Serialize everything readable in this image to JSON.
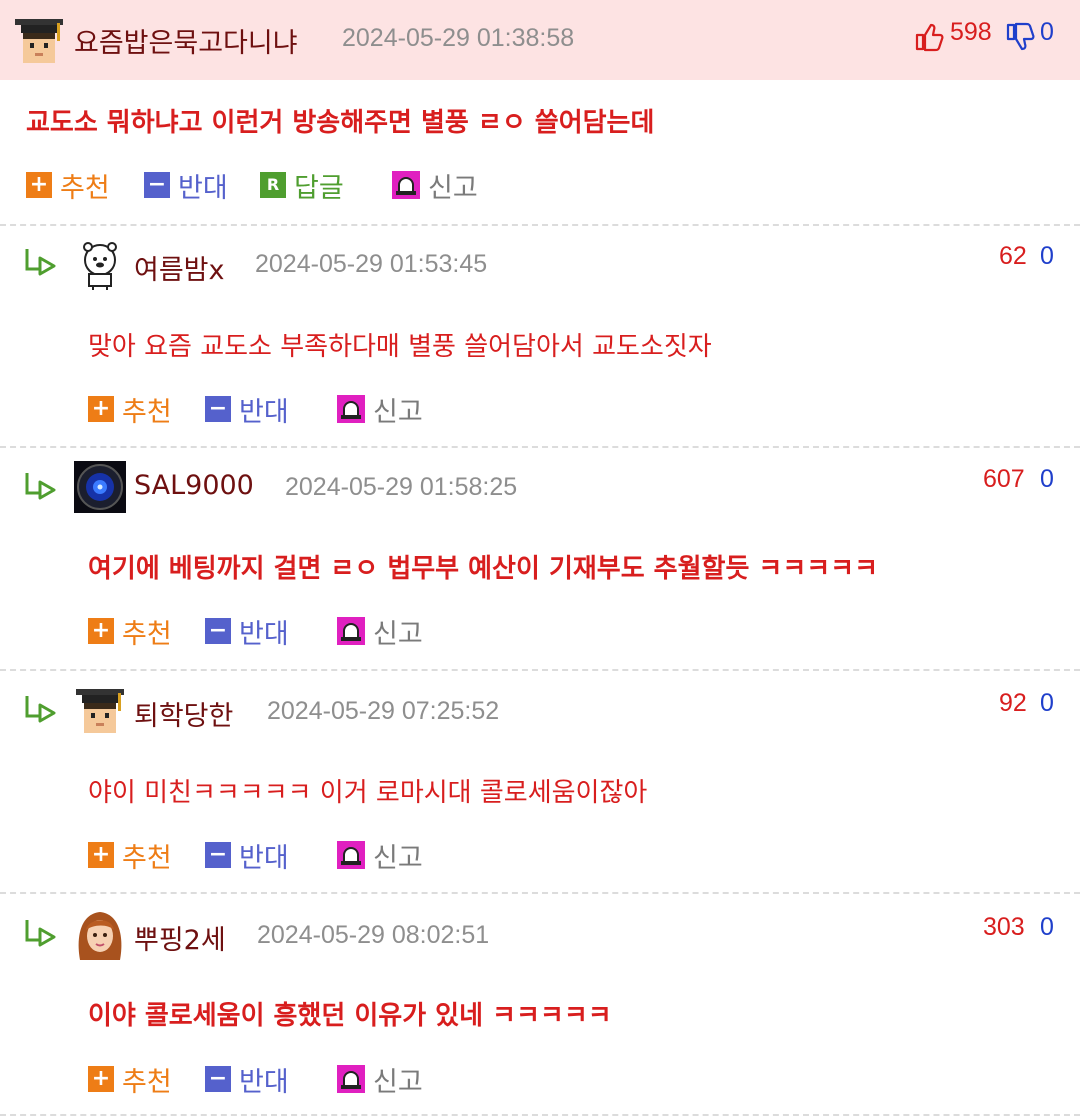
{
  "top": {
    "nick": "요즘밥은묵고다니냐",
    "date": "2024-05-29 01:38:58",
    "up": "598",
    "down": "0",
    "body": "교도소 뭐하냐고 이런거 방송해주면 별풍 ㄹㅇ 쓸어담는데",
    "actions": {
      "recommend": "추천",
      "oppose": "반대",
      "reply": "답글",
      "report": "신고",
      "reply_badge": "R"
    }
  },
  "replies": [
    {
      "nick": "여름밤x",
      "date": "2024-05-29 01:53:45",
      "up": "62",
      "down": "0",
      "body": "맞아 요즘 교도소 부족하다매 별풍 쓸어담아서 교도소짓자"
    },
    {
      "nick": "SAL9000",
      "date": "2024-05-29 01:58:25",
      "up": "607",
      "down": "0",
      "body": "여기에 베팅까지 걸면 ㄹㅇ 법무부 예산이 기재부도 추월할듯 ㅋㅋㅋㅋㅋ"
    },
    {
      "nick": "퇴학당한",
      "date": "2024-05-29 07:25:52",
      "up": "92",
      "down": "0",
      "body": "야이 미친ㅋㅋㅋㅋㅋ 이거 로마시대 콜로세움이잖아"
    },
    {
      "nick": "뿌핑2세",
      "date": "2024-05-29 08:02:51",
      "up": "303",
      "down": "0",
      "body": "이야 콜로세움이 흥했던 이유가 있네 ㅋㅋㅋㅋㅋ"
    }
  ],
  "reply_actions": {
    "recommend": "추천",
    "oppose": "반대",
    "report": "신고"
  },
  "icons": {
    "up": "thumbs-up-icon",
    "down": "thumbs-down-icon",
    "reply_arrow": "reply-arrow-icon",
    "report": "siren-icon"
  },
  "colors": {
    "header_bg": "#fde3e3",
    "red": "#d81e1e",
    "blue": "#1f3fcb",
    "orange": "#ee7d16",
    "purple_blue": "#5561cc",
    "green": "#4f9e2f"
  }
}
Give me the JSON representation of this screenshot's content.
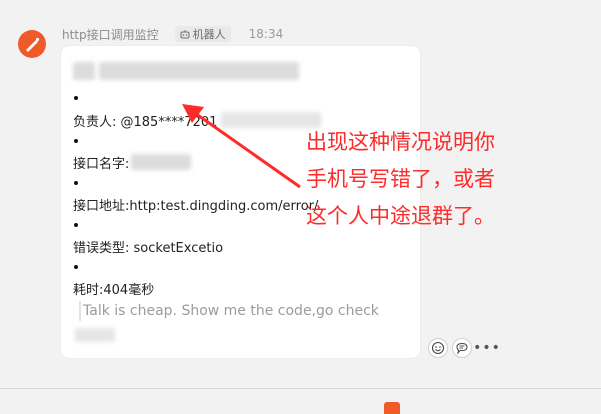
{
  "header": {
    "sender": "http接口调用监控",
    "bot_badge": "机器人",
    "time": "18:34"
  },
  "message": {
    "owner_label": "负责人: @185****7201",
    "name_label": "接口名字:",
    "address_label": "接口地址:http:test.dingding.com/error/",
    "error_label": "错误类型: socketExcetio",
    "duration_label": "耗时:404毫秒",
    "quote": "Talk is cheap. Show me the code,go check"
  },
  "annotation": {
    "line1": "出现这种情况说明你",
    "line2": "手机号写错了，或者",
    "line3": "这个人中途退群了。",
    "color": "#ff2a2a"
  },
  "actions": {
    "emoji_icon": "emoji-icon",
    "reply_icon": "reply-icon",
    "more_label": "•••"
  },
  "colors": {
    "avatar": "#f05a28",
    "background": "#f2f2f3",
    "bubble": "#ffffff"
  }
}
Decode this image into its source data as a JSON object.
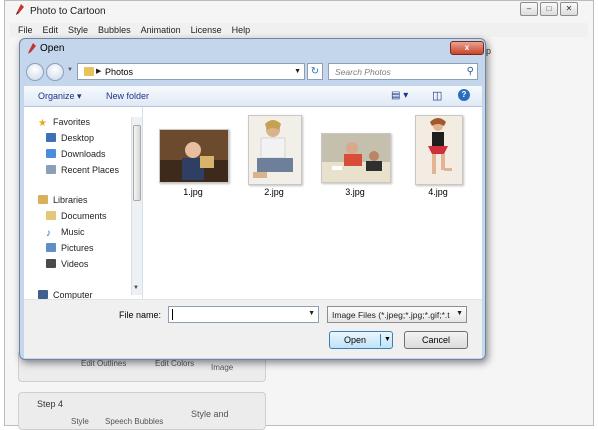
{
  "app": {
    "title": "Photo to Cartoon",
    "menu": [
      "File",
      "Edit",
      "Style",
      "Bubbles",
      "Animation",
      "License",
      "Help"
    ],
    "partial_right_text": "lp",
    "background": {
      "panel_items": [
        "Edit Outlines",
        "Edit Colors",
        "Image"
      ],
      "step_label": "Step 4",
      "step_items": [
        "Style",
        "Speech Bubbles",
        "Style and"
      ]
    }
  },
  "dialog": {
    "title": "Open",
    "close_glyph": "x",
    "address": {
      "folder": "Photos"
    },
    "search": {
      "placeholder": "Search Photos"
    },
    "toolbar": {
      "organize": "Organize",
      "new_folder": "New folder"
    },
    "nav": {
      "favorites_header": "Favorites",
      "favorites": [
        "Desktop",
        "Downloads",
        "Recent Places"
      ],
      "libraries_header": "Libraries",
      "libraries": [
        "Documents",
        "Music",
        "Pictures",
        "Videos"
      ],
      "computer": "Computer"
    },
    "files": [
      {
        "name": "1.jpg"
      },
      {
        "name": "2.jpg"
      },
      {
        "name": "3.jpg"
      },
      {
        "name": "4.jpg"
      }
    ],
    "file_name_label": "File name:",
    "file_name_value": "",
    "filter": "Image Files (*.jpeg;*.jpg;*.gif;*.t",
    "open_label": "Open",
    "cancel_label": "Cancel"
  },
  "colors": {
    "accent": "#2a6fbf",
    "dialog_frame": "#c3d6ec",
    "close_red": "#c9452b"
  }
}
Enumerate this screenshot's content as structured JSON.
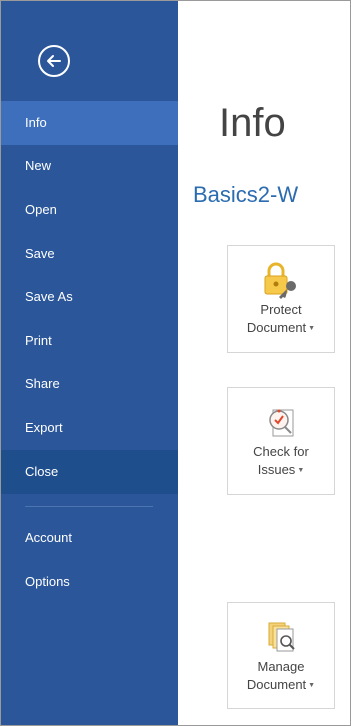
{
  "sidebar": {
    "back_icon": "back-arrow-icon",
    "items": [
      {
        "label": "Info",
        "state": "active"
      },
      {
        "label": "New"
      },
      {
        "label": "Open"
      },
      {
        "label": "Save"
      },
      {
        "label": "Save As"
      },
      {
        "label": "Print"
      },
      {
        "label": "Share"
      },
      {
        "label": "Export"
      },
      {
        "label": "Close",
        "state": "hover"
      },
      {
        "label": "Account"
      },
      {
        "label": "Options"
      }
    ]
  },
  "main": {
    "title": "Info",
    "document_name": "Basics2-W",
    "actions": [
      {
        "line1": "Protect",
        "line2": "Document",
        "icon": "lock-key-icon"
      },
      {
        "line1": "Check for",
        "line2": "Issues",
        "icon": "inspect-document-icon"
      },
      {
        "line1": "Manage",
        "line2": "Document",
        "icon": "manage-document-icon"
      }
    ]
  },
  "colors": {
    "sidebar": "#2b579a",
    "active_item": "#3e6fbc",
    "hover_item": "#1f4e8c",
    "document_name": "#2b6cb0",
    "title": "#444444"
  }
}
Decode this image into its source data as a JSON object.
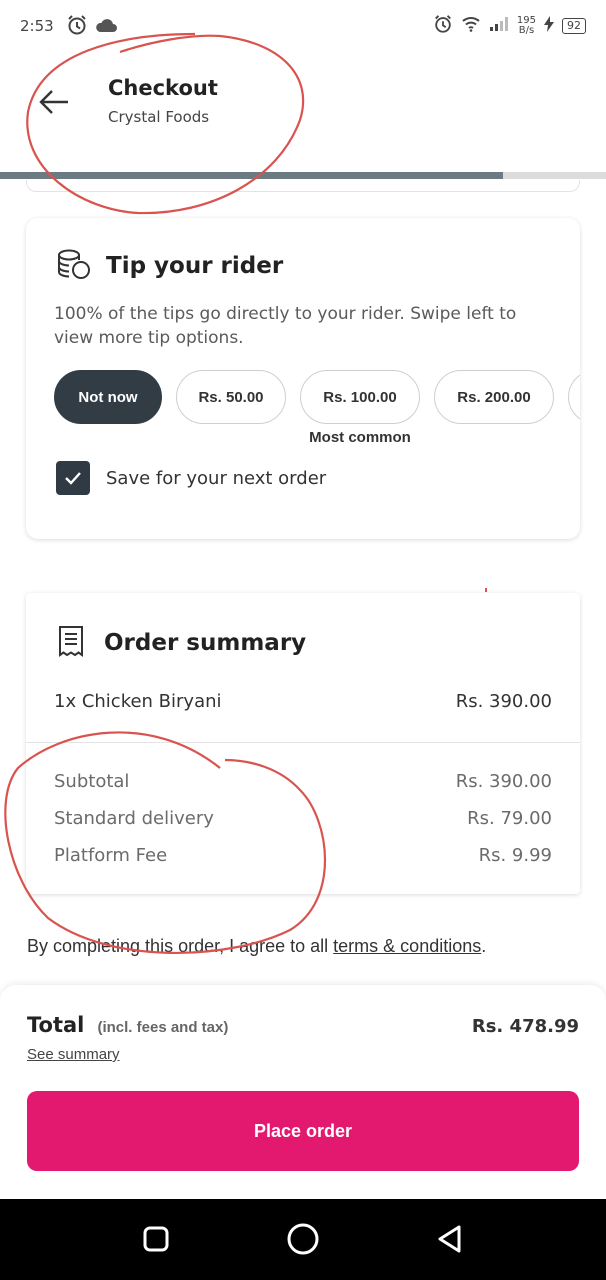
{
  "status_bar": {
    "time": "2:53",
    "net_speed_value": "195",
    "net_speed_unit": "B/s",
    "battery": "92"
  },
  "header": {
    "title": "Checkout",
    "subtitle": "Crystal Foods",
    "progress": 0.83
  },
  "tip": {
    "title": "Tip your rider",
    "description": "100% of the tips go directly to your rider. Swipe left to view more tip options.",
    "options": [
      {
        "label": "Not now",
        "selected": true
      },
      {
        "label": "Rs. 50.00"
      },
      {
        "label": "Rs. 100.00",
        "badge": "Most common"
      },
      {
        "label": "Rs. 200.00"
      }
    ],
    "save_label": "Save for your next order",
    "save_checked": true
  },
  "summary": {
    "title": "Order summary",
    "items": [
      {
        "label": "1x Chicken Biryani",
        "amount": "Rs. 390.00"
      }
    ],
    "fees": [
      {
        "label": "Subtotal",
        "amount": "Rs. 390.00"
      },
      {
        "label": "Standard delivery",
        "amount": "Rs. 79.00"
      },
      {
        "label": "Platform Fee",
        "amount": "Rs. 9.99"
      }
    ]
  },
  "terms": {
    "prefix": "By completing this order, I agree to all ",
    "link": "terms & conditions",
    "suffix": "."
  },
  "checkout": {
    "total_label": "Total",
    "total_note": "(incl. fees and tax)",
    "total_amount": "Rs. 478.99",
    "see_summary": "See summary",
    "place_order": "Place order",
    "accent": "#e2196f"
  }
}
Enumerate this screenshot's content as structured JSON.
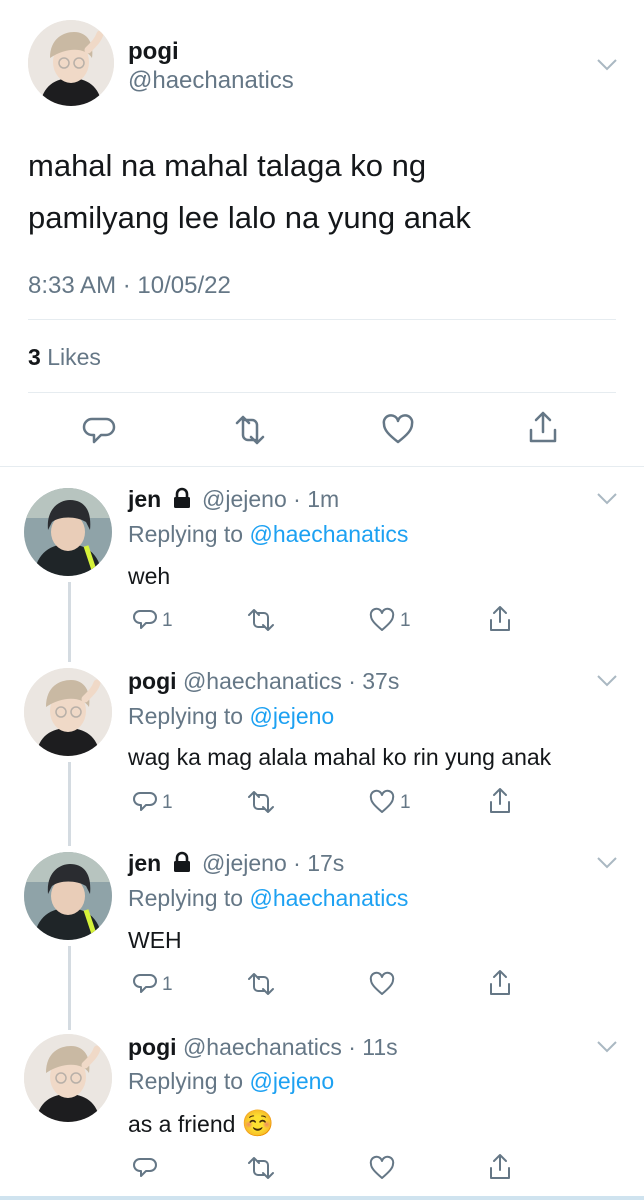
{
  "main_tweet": {
    "display_name": "pogi",
    "handle": "@haechanatics",
    "text_line1": "mahal na mahal talaga ko ng",
    "text_line2": "pamilyang lee lalo na yung anak",
    "timestamp": "8:33 AM · 10/05/22",
    "likes_count": "3",
    "likes_label": "Likes"
  },
  "replies": [
    {
      "display_name": "jen",
      "locked": true,
      "handle": "@jejeno",
      "time": "· 1m",
      "replying_prefix": "Replying to",
      "replying_to": "@haechanatics",
      "text": "weh",
      "reply_count": "1",
      "like_count": "1"
    },
    {
      "display_name": "pogi",
      "locked": false,
      "handle": "@haechanatics",
      "time": "· 37s",
      "replying_prefix": "Replying to",
      "replying_to": "@jejeno",
      "text": "wag ka mag alala mahal ko rin yung anak",
      "reply_count": "1",
      "like_count": "1"
    },
    {
      "display_name": "jen",
      "locked": true,
      "handle": "@jejeno",
      "time": "· 17s",
      "replying_prefix": "Replying to",
      "replying_to": "@haechanatics",
      "text": "WEH",
      "reply_count": "1",
      "like_count": ""
    },
    {
      "display_name": "pogi",
      "locked": false,
      "handle": "@haechanatics",
      "time": "· 11s",
      "replying_prefix": "Replying to",
      "replying_to": "@jejeno",
      "text": "as a friend",
      "emoji": "☺️",
      "reply_count": "",
      "like_count": ""
    }
  ],
  "colors": {
    "link": "#1da1f2",
    "muted": "#657786",
    "divider": "#e6ecf0",
    "thread_line": "#d4dbe1"
  },
  "icons": [
    "reply-icon",
    "retweet-icon",
    "like-icon",
    "share-icon",
    "lock-icon",
    "chevron-down-icon"
  ]
}
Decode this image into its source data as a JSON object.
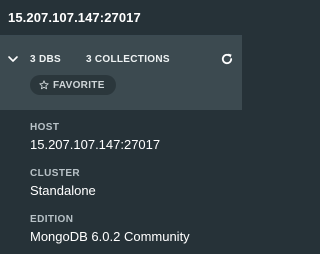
{
  "window": {
    "title": "15.207.107.147:27017"
  },
  "connection": {
    "dbs_label": "3 DBS",
    "collections_label": "3 COLLECTIONS",
    "favorite_label": "FAVORITE"
  },
  "details": {
    "host": {
      "label": "HOST",
      "value": "15.207.107.147:27017"
    },
    "cluster": {
      "label": "CLUSTER",
      "value": "Standalone"
    },
    "edition": {
      "label": "EDITION",
      "value": "MongoDB 6.0.2 Community"
    }
  },
  "icons": {
    "expand": "chevron-down-icon",
    "refresh": "refresh-icon",
    "favorite": "star-outline-icon"
  },
  "colors": {
    "sidebar_background": "#263238",
    "section_background": "#3c4a50",
    "favorite_pill": "#2b373c",
    "label_text": "#b8c2c7",
    "value_text": "#ffffff"
  }
}
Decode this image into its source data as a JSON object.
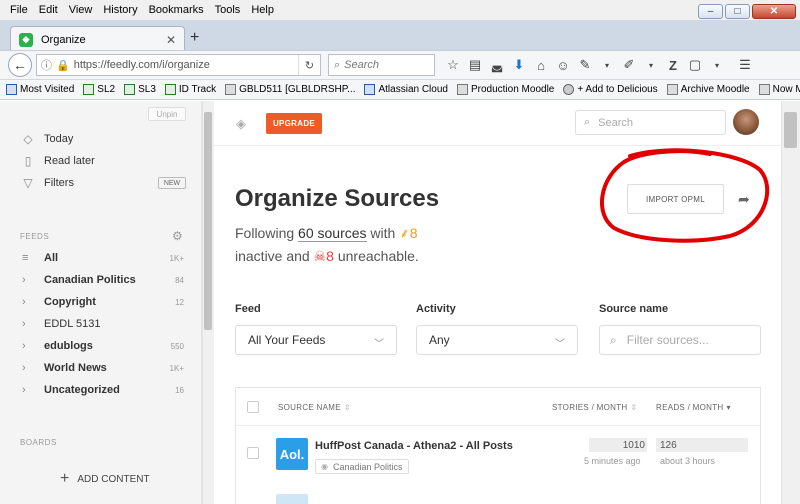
{
  "menubar": {
    "items": [
      "File",
      "Edit",
      "View",
      "History",
      "Bookmarks",
      "Tools",
      "Help"
    ]
  },
  "window": {
    "minimize": "–",
    "maximize": "□",
    "close": "✕"
  },
  "tab": {
    "title": "Organize",
    "close": "✕",
    "new_tab": "+"
  },
  "navbar": {
    "url": "https://feedly.com/i/organize",
    "search_placeholder": "Search"
  },
  "bookmarks": [
    "Most Visited",
    "SL2",
    "SL3",
    "ID Track",
    "GBLD511 [GLBLDRSHP...",
    "Atlassian Cloud",
    "Production Moodle",
    "+ Add to Delicious",
    "Archive Moodle",
    "Now Moodle"
  ],
  "sidebar": {
    "unpin": "Unpin",
    "nav": [
      {
        "label": "Today",
        "icon": "feedly-icon"
      },
      {
        "label": "Read later",
        "icon": "bookmark-icon"
      },
      {
        "label": "Filters",
        "icon": "filter-icon"
      }
    ],
    "new_badge": "NEW",
    "feeds_header": "FEEDS",
    "feeds": [
      {
        "name": "All",
        "count": "1K+"
      },
      {
        "name": "Canadian Politics",
        "count": "84"
      },
      {
        "name": "Copyright",
        "count": "12"
      },
      {
        "name": "EDDL 5131",
        "count": ""
      },
      {
        "name": "edublogs",
        "count": "550"
      },
      {
        "name": "World News",
        "count": "1K+"
      },
      {
        "name": "Uncategorized",
        "count": "16"
      }
    ],
    "boards_header": "BOARDS",
    "add_content": "ADD CONTENT"
  },
  "main": {
    "upgrade": "UPGRADE",
    "search_placeholder": "Search",
    "title": "Organize Sources",
    "following_prefix": "Following",
    "sources_link": "60 sources",
    "with": "with",
    "inactive_count": "8",
    "inactive_text": "inactive and",
    "unreachable_count": "8",
    "unreachable_text": "unreachable.",
    "import_opml": "IMPORT OPML",
    "filters": {
      "feed_label": "Feed",
      "feed_value": "All Your Feeds",
      "activity_label": "Activity",
      "activity_value": "Any",
      "source_label": "Source name",
      "source_placeholder": "Filter sources..."
    },
    "table": {
      "col_source": "SOURCE NAME",
      "col_stories": "STORIES / MONTH",
      "col_reads": "READS / MONTH",
      "rows": [
        {
          "logo": "Aol.",
          "title": "HuffPost Canada - Athena2 - All Posts",
          "tag": "Canadian Politics",
          "stories": "1010",
          "stories_sub": "5 minutes ago",
          "reads": "126",
          "reads_sub": "about 3 hours"
        }
      ]
    }
  },
  "colors": {
    "accent": "#ef5a29",
    "brand_green": "#2bb24c",
    "annotation": "#e00000"
  }
}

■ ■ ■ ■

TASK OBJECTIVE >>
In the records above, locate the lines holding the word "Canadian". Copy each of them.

RESULT OF THIS TASK >>
        "name": "Canadian Politics",
          "tag": "Canadian Politics",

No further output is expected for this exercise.